Work request: Within the records that follow, count the lines containing the string "JSON". Reply only with the count.

Data under study:

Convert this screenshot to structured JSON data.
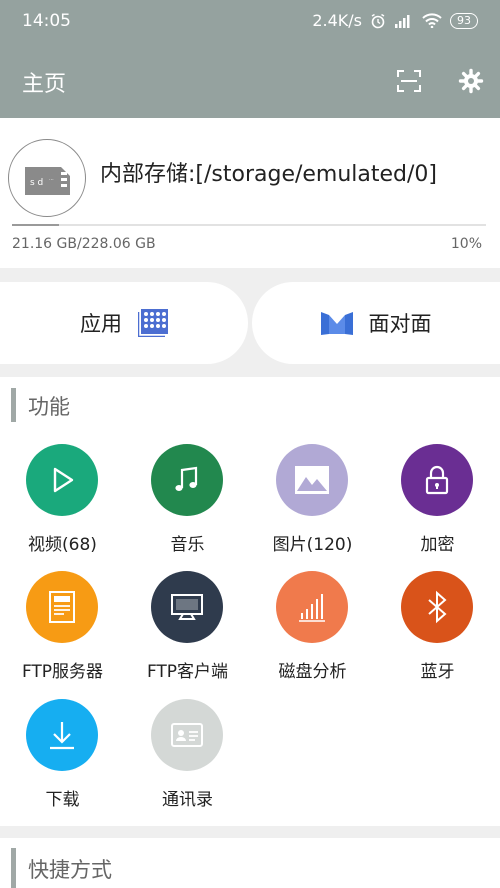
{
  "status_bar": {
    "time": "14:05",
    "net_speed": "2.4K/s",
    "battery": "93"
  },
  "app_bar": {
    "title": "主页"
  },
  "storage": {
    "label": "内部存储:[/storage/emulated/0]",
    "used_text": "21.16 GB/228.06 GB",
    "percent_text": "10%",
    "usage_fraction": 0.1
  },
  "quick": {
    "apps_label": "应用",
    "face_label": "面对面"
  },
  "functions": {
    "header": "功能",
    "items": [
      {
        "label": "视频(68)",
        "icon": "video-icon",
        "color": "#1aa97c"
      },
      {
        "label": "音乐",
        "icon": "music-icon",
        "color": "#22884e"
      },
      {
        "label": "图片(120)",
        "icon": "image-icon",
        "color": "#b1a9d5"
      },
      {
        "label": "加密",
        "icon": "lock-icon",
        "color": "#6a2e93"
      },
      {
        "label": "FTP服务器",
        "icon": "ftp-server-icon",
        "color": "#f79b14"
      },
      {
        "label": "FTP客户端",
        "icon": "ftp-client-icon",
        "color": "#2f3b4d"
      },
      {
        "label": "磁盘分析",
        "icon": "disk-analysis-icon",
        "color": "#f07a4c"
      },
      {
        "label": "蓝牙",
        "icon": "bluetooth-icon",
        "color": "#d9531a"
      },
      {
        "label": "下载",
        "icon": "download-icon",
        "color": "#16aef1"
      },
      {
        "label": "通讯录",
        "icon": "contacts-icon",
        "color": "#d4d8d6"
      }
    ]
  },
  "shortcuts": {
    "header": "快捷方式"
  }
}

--

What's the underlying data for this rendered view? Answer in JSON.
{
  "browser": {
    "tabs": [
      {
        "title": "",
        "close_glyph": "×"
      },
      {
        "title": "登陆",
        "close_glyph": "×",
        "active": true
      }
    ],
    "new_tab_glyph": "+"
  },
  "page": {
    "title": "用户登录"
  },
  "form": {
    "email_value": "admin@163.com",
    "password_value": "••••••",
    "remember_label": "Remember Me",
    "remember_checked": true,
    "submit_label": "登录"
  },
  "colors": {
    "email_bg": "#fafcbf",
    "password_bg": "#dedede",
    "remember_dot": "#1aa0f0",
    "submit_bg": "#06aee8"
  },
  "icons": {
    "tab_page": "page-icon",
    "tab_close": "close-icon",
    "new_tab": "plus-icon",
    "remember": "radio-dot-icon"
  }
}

Answer area: 2